# Task prompt:
In the data below, give the number of lines that contain the word "success". Nothing else is needed.

# Records supplied:
· · · · · · ·

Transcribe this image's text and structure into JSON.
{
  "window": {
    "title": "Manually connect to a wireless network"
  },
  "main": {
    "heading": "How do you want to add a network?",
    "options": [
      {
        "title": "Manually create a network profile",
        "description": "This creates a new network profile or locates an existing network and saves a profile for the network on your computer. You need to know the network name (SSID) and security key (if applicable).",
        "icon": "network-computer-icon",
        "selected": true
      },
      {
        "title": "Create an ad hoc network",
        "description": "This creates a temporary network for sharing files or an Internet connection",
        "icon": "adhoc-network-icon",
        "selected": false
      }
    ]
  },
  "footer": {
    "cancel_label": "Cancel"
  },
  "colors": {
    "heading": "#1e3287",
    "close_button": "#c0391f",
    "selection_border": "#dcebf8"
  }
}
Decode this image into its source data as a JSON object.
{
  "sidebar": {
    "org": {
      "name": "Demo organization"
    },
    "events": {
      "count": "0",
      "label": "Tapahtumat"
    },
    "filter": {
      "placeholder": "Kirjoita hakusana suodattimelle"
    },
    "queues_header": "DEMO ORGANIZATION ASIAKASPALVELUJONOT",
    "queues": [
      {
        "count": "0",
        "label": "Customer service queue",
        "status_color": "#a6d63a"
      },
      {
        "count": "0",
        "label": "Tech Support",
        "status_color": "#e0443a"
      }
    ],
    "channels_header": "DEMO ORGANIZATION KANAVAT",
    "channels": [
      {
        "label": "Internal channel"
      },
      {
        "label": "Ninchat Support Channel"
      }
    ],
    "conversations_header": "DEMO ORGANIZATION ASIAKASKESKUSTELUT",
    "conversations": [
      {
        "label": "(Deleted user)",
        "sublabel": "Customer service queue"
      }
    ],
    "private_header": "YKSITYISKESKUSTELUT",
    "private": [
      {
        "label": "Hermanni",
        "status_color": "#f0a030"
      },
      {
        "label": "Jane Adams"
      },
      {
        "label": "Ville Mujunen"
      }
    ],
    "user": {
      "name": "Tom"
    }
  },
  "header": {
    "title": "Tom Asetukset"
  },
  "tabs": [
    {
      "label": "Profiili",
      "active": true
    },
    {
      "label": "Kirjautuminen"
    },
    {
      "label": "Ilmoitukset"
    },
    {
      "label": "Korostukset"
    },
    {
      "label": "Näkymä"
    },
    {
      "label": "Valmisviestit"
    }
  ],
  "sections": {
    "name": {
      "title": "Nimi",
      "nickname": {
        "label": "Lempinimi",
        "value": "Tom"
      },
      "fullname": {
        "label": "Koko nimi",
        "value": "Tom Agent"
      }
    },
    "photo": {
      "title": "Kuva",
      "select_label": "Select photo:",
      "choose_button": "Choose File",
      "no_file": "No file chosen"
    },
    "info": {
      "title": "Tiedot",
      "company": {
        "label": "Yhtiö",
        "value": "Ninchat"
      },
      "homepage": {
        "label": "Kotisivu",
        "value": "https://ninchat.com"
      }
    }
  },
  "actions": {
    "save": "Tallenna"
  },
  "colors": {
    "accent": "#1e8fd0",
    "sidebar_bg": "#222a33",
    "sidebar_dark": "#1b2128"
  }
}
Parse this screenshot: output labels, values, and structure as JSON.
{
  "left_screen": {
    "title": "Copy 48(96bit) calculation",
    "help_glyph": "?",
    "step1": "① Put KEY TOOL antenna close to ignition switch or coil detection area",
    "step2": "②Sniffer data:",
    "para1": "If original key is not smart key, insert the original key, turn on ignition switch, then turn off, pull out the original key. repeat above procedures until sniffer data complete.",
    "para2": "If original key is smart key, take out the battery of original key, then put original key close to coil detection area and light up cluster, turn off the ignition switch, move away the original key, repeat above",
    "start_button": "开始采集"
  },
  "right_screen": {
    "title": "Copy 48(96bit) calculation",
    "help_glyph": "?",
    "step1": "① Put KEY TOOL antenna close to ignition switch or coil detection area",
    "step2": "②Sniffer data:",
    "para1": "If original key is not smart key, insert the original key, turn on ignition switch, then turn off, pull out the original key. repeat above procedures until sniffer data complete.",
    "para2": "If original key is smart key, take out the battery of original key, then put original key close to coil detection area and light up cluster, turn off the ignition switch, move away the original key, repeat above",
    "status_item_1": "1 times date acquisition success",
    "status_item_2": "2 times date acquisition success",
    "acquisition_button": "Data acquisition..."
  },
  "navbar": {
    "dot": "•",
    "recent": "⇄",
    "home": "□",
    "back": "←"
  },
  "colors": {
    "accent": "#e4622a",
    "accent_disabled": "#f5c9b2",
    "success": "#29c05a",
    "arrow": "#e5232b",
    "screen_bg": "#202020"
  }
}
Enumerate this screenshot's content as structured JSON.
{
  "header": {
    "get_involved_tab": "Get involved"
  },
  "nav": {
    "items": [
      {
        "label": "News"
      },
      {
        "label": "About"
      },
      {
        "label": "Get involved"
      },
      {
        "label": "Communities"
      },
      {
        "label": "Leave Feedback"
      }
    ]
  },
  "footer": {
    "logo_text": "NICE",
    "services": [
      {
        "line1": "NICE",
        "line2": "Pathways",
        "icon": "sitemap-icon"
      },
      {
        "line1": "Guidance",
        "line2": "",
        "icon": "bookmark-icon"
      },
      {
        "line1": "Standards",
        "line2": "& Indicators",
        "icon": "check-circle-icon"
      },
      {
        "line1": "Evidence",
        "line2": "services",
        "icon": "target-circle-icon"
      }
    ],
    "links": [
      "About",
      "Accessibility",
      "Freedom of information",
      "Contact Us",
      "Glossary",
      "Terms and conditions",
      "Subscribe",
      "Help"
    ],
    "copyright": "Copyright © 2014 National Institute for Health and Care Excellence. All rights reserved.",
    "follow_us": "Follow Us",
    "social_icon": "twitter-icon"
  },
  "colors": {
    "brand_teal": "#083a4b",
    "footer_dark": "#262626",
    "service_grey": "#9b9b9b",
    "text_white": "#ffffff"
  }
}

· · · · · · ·

# Exercise answer:
3